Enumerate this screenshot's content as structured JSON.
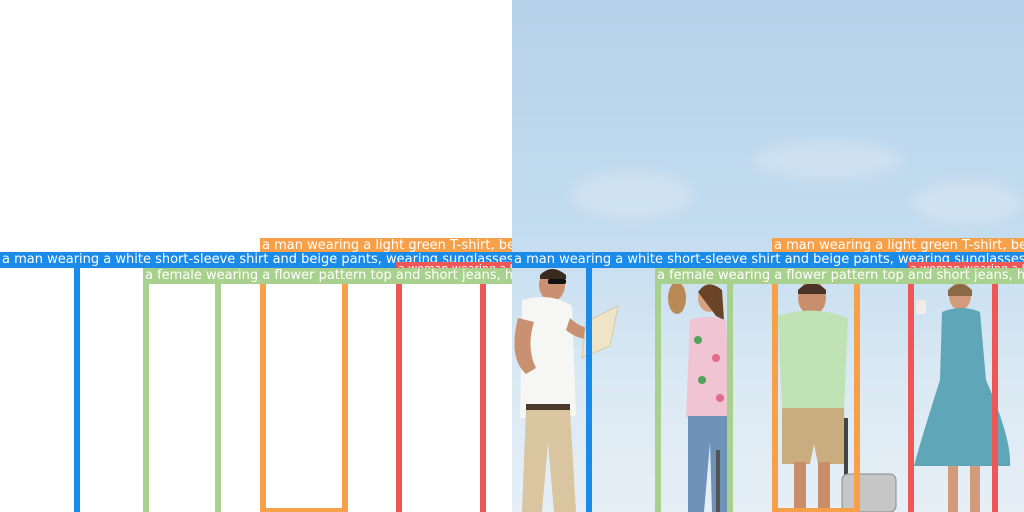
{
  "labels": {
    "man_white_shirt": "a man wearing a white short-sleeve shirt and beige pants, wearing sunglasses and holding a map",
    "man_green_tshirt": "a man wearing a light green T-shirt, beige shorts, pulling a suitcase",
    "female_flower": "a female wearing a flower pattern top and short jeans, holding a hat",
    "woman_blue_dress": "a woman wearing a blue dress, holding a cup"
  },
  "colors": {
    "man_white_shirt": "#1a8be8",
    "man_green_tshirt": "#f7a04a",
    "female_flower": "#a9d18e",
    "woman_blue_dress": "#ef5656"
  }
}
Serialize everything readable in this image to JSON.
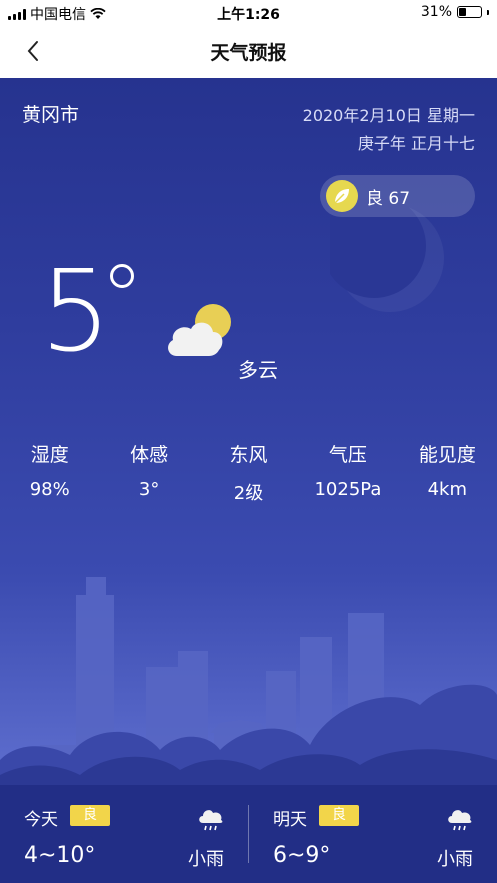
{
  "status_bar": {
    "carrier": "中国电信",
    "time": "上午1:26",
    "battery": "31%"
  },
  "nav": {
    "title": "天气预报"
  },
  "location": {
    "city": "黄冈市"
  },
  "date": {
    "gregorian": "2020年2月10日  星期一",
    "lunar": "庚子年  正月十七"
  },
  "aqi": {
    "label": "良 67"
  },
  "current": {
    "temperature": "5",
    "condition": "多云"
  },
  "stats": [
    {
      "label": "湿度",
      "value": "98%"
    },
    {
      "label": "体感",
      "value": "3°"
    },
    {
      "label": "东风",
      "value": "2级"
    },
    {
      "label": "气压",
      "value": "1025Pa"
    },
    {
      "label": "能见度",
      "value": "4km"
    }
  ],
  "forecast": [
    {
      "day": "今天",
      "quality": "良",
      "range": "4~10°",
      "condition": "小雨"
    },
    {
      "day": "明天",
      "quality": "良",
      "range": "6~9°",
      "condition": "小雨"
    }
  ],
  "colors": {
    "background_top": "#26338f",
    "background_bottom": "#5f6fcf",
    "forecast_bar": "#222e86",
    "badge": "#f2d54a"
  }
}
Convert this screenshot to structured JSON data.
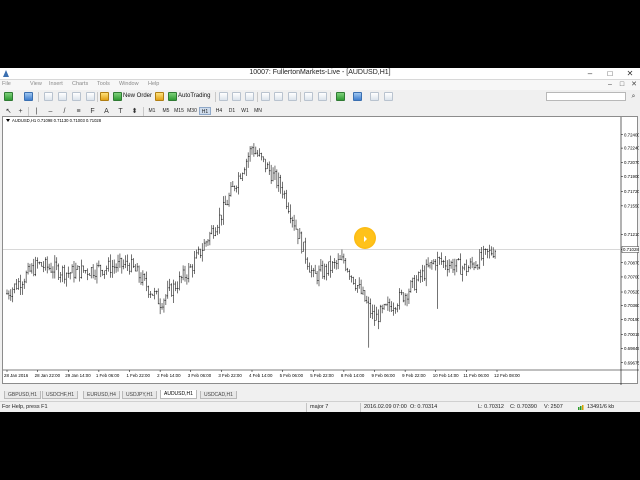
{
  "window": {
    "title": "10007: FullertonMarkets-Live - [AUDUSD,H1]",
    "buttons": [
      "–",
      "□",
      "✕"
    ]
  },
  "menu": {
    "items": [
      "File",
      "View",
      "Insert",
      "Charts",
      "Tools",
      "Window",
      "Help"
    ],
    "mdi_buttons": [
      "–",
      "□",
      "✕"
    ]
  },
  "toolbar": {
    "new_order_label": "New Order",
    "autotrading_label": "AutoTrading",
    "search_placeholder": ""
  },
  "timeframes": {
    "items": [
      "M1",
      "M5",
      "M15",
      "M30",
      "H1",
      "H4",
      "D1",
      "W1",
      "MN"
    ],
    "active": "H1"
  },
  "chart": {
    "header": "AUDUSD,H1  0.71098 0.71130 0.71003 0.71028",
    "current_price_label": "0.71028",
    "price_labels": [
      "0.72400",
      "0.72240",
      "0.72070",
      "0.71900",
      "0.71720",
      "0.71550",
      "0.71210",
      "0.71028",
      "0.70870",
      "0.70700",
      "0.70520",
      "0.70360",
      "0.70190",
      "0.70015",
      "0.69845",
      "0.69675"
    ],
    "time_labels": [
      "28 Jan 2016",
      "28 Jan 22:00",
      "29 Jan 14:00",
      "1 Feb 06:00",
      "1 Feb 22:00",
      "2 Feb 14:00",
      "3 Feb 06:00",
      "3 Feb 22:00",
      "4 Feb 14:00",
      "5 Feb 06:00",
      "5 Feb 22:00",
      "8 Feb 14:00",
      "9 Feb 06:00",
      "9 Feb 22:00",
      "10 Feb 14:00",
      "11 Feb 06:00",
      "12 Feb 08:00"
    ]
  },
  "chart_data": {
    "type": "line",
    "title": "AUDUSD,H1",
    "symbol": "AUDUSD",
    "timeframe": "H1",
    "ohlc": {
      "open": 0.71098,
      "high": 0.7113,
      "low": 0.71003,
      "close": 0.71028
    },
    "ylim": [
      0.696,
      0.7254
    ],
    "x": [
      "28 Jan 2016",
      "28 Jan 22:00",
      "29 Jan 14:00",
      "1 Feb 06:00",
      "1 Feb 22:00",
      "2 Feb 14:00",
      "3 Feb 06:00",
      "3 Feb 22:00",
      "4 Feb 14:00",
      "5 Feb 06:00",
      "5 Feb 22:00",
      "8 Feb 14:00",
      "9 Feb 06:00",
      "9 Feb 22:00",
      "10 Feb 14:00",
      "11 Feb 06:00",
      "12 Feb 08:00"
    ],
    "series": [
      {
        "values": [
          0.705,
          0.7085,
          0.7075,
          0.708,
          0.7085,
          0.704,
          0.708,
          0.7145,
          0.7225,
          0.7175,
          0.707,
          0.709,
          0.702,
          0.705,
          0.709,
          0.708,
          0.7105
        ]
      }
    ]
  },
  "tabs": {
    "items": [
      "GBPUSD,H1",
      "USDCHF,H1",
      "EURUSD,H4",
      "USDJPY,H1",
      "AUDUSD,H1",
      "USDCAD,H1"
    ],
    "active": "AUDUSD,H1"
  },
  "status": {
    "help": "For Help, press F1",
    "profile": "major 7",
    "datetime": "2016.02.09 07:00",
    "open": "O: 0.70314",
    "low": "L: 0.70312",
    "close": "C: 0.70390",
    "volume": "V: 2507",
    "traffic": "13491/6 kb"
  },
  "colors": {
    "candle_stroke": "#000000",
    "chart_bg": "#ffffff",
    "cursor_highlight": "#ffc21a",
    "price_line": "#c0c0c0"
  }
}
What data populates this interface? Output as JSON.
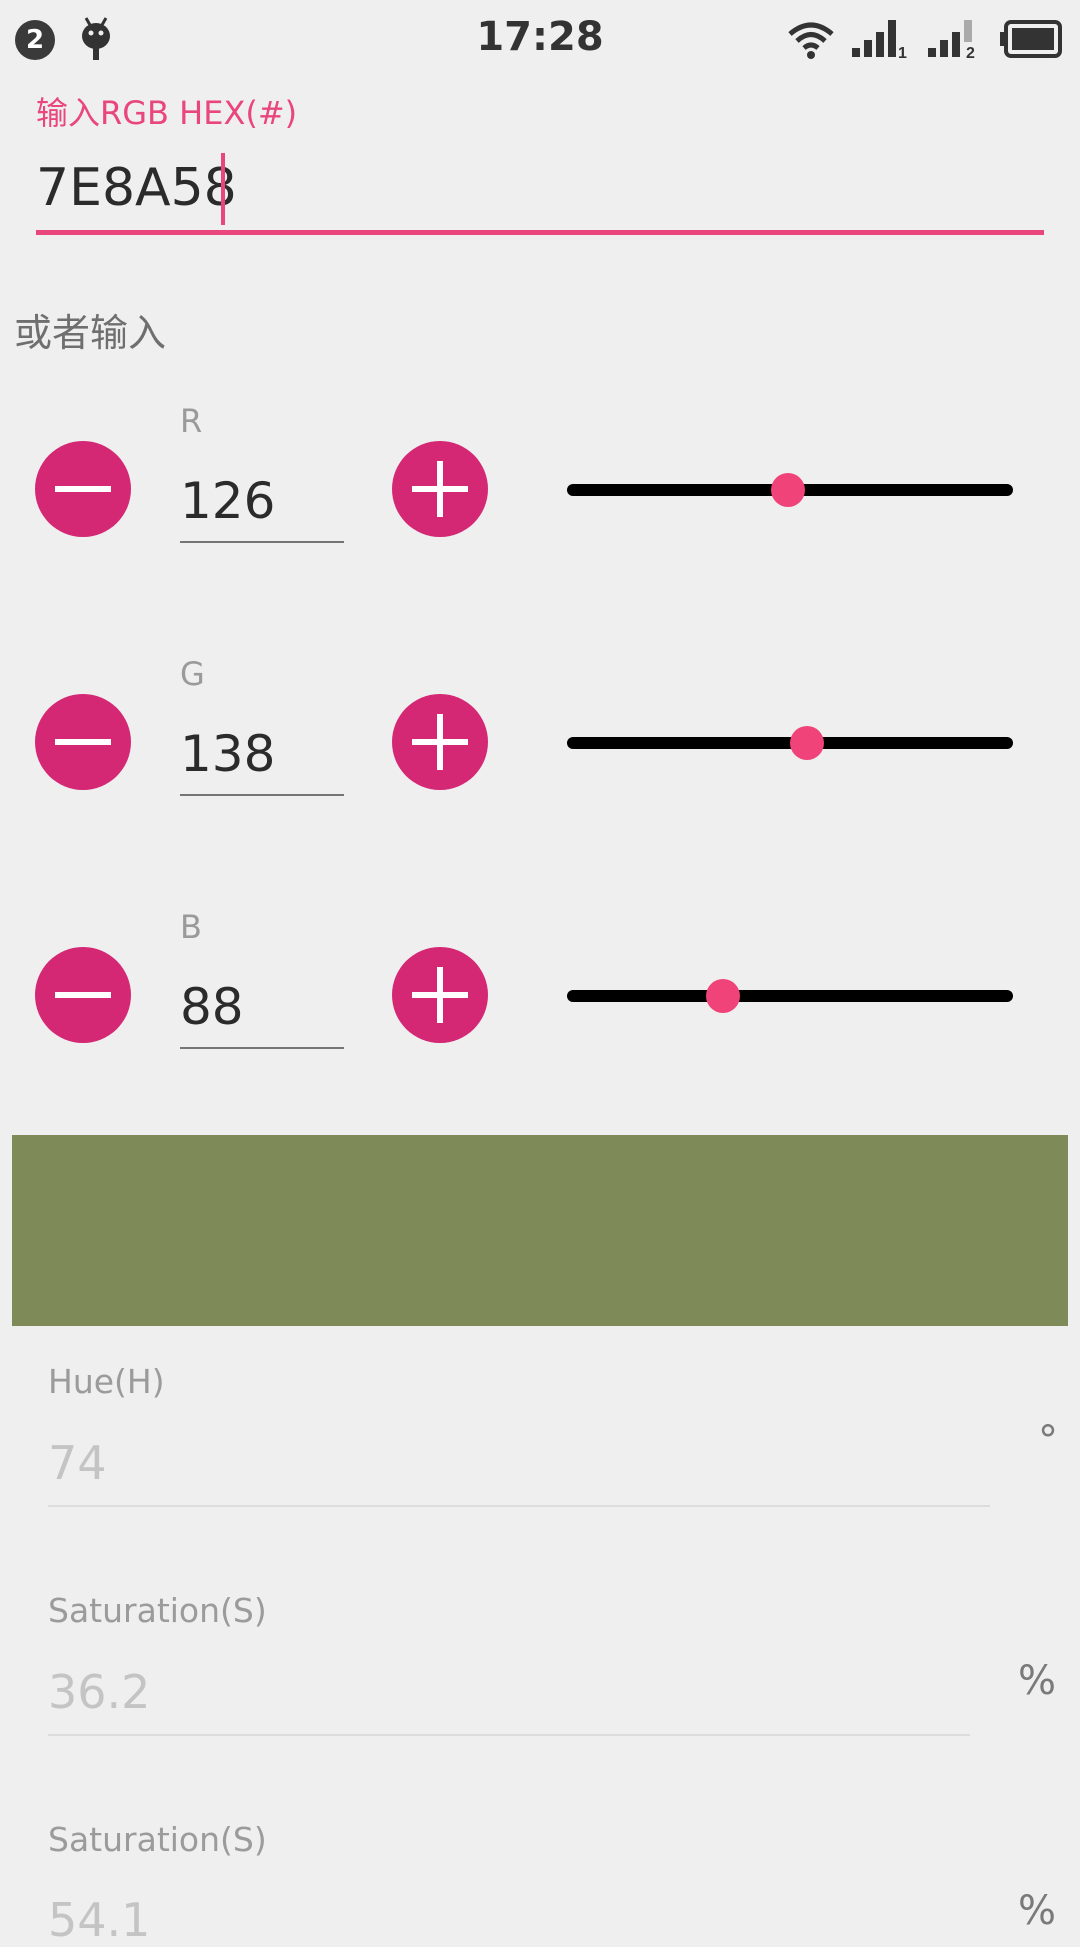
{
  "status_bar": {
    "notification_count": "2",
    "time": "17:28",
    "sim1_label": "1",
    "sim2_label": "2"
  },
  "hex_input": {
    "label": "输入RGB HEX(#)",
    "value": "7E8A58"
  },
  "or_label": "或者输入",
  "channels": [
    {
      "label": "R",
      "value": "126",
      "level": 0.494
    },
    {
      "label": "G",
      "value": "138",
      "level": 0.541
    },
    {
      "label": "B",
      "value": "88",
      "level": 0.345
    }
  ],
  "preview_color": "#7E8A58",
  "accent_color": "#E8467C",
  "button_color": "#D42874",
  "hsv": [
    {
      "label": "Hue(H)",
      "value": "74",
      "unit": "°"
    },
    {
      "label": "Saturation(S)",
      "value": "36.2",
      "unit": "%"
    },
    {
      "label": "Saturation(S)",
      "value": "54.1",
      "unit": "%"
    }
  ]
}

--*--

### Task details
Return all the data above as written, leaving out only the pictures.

### Exercise response
Enumerate this screenshot's content as structured JSON.
{
  "labels": {
    "man_white_shirt": "a man wearing a white short-sleeve shirt and beige pants, wearing sunglasses and holding a map",
    "man_green_tshirt": "a man wearing a light green T-shirt, beige shorts, pulling a suitcase",
    "female_flower": "a female wearing a flower pattern top and short jeans, holding a hat",
    "woman_blue_dress": "a woman wearing a blue dress, holding a cup"
  },
  "colors": {
    "man_white_shirt": "#1a8be8",
    "man_green_tshirt": "#f7a04a",
    "female_flower": "#a9d18e",
    "woman_blue_dress": "#ef5656"
  }
}
Serialize everything readable in this image to JSON.
{
  "status_bar": {
    "carrier": "中国电信",
    "time": "上午1:26",
    "battery": "31%"
  },
  "nav": {
    "title": "天气预报"
  },
  "location": {
    "city": "黄冈市"
  },
  "date": {
    "gregorian": "2020年2月10日  星期一",
    "lunar": "庚子年  正月十七"
  },
  "aqi": {
    "label": "良 67"
  },
  "current": {
    "temperature": "5",
    "condition": "多云"
  },
  "stats": [
    {
      "label": "湿度",
      "value": "98%"
    },
    {
      "label": "体感",
      "value": "3°"
    },
    {
      "label": "东风",
      "value": "2级"
    },
    {
      "label": "气压",
      "value": "1025Pa"
    },
    {
      "label": "能见度",
      "value": "4km"
    }
  ],
  "forecast": [
    {
      "day": "今天",
      "quality": "良",
      "range": "4~10°",
      "condition": "小雨"
    },
    {
      "day": "明天",
      "quality": "良",
      "range": "6~9°",
      "condition": "小雨"
    }
  ],
  "colors": {
    "background_top": "#26338f",
    "background_bottom": "#5f6fcf",
    "forecast_bar": "#222e86",
    "badge": "#f2d54a"
  }
}
Convert this screenshot to structured JSON data.
{
  "window": {
    "title": "10007: FullertonMarkets-Live - [AUDUSD,H1]",
    "buttons": [
      "–",
      "□",
      "✕"
    ]
  },
  "menu": {
    "items": [
      "File",
      "View",
      "Insert",
      "Charts",
      "Tools",
      "Window",
      "Help"
    ],
    "mdi_buttons": [
      "–",
      "□",
      "✕"
    ]
  },
  "toolbar": {
    "new_order_label": "New Order",
    "autotrading_label": "AutoTrading",
    "search_placeholder": ""
  },
  "timeframes": {
    "items": [
      "M1",
      "M5",
      "M15",
      "M30",
      "H1",
      "H4",
      "D1",
      "W1",
      "MN"
    ],
    "active": "H1"
  },
  "chart": {
    "header": "AUDUSD,H1  0.71098 0.71130 0.71003 0.71028",
    "current_price_label": "0.71028",
    "price_labels": [
      "0.72400",
      "0.72240",
      "0.72070",
      "0.71900",
      "0.71720",
      "0.71550",
      "0.71210",
      "0.71028",
      "0.70870",
      "0.70700",
      "0.70520",
      "0.70360",
      "0.70190",
      "0.70015",
      "0.69845",
      "0.69675"
    ],
    "time_labels": [
      "28 Jan 2016",
      "28 Jan 22:00",
      "29 Jan 14:00",
      "1 Feb 06:00",
      "1 Feb 22:00",
      "2 Feb 14:00",
      "3 Feb 06:00",
      "3 Feb 22:00",
      "4 Feb 14:00",
      "5 Feb 06:00",
      "5 Feb 22:00",
      "8 Feb 14:00",
      "9 Feb 06:00",
      "9 Feb 22:00",
      "10 Feb 14:00",
      "11 Feb 06:00",
      "12 Feb 08:00"
    ]
  },
  "chart_data": {
    "type": "line",
    "title": "AUDUSD,H1",
    "symbol": "AUDUSD",
    "timeframe": "H1",
    "ohlc": {
      "open": 0.71098,
      "high": 0.7113,
      "low": 0.71003,
      "close": 0.71028
    },
    "ylim": [
      0.696,
      0.7254
    ],
    "x": [
      "28 Jan 2016",
      "28 Jan 22:00",
      "29 Jan 14:00",
      "1 Feb 06:00",
      "1 Feb 22:00",
      "2 Feb 14:00",
      "3 Feb 06:00",
      "3 Feb 22:00",
      "4 Feb 14:00",
      "5 Feb 06:00",
      "5 Feb 22:00",
      "8 Feb 14:00",
      "9 Feb 06:00",
      "9 Feb 22:00",
      "10 Feb 14:00",
      "11 Feb 06:00",
      "12 Feb 08:00"
    ],
    "series": [
      {
        "values": [
          0.705,
          0.7085,
          0.7075,
          0.708,
          0.7085,
          0.704,
          0.708,
          0.7145,
          0.7225,
          0.7175,
          0.707,
          0.709,
          0.702,
          0.705,
          0.709,
          0.708,
          0.7105
        ]
      }
    ]
  },
  "tabs": {
    "items": [
      "GBPUSD,H1",
      "USDCHF,H1",
      "EURUSD,H4",
      "USDJPY,H1",
      "AUDUSD,H1",
      "USDCAD,H1"
    ],
    "active": "AUDUSD,H1"
  },
  "status": {
    "help": "For Help, press F1",
    "profile": "major 7",
    "datetime": "2016.02.09 07:00",
    "open": "O: 0.70314",
    "low": "L: 0.70312",
    "close": "C: 0.70390",
    "volume": "V: 2507",
    "traffic": "13491/6 kb"
  },
  "colors": {
    "candle_stroke": "#000000",
    "chart_bg": "#ffffff",
    "cursor_highlight": "#ffc21a",
    "price_line": "#c0c0c0"
  }
}
What data populates this interface? Output as JSON.
{
  "status_bar": {
    "notification_count": "2",
    "time": "17:28",
    "sim1_label": "1",
    "sim2_label": "2"
  },
  "hex_input": {
    "label": "输入RGB HEX(#)",
    "value": "7E8A58"
  },
  "or_label": "或者输入",
  "channels": [
    {
      "label": "R",
      "value": "126",
      "level": 0.494
    },
    {
      "label": "G",
      "value": "138",
      "level": 0.541
    },
    {
      "label": "B",
      "value": "88",
      "level": 0.345
    }
  ],
  "preview_color": "#7E8A58",
  "accent_color": "#E8467C",
  "button_color": "#D42874",
  "hsv": [
    {
      "label": "Hue(H)",
      "value": "74",
      "unit": "°"
    },
    {
      "label": "Saturation(S)",
      "value": "36.2",
      "unit": "%"
    },
    {
      "label": "Saturation(S)",
      "value": "54.1",
      "unit": "%"
    }
  ]
}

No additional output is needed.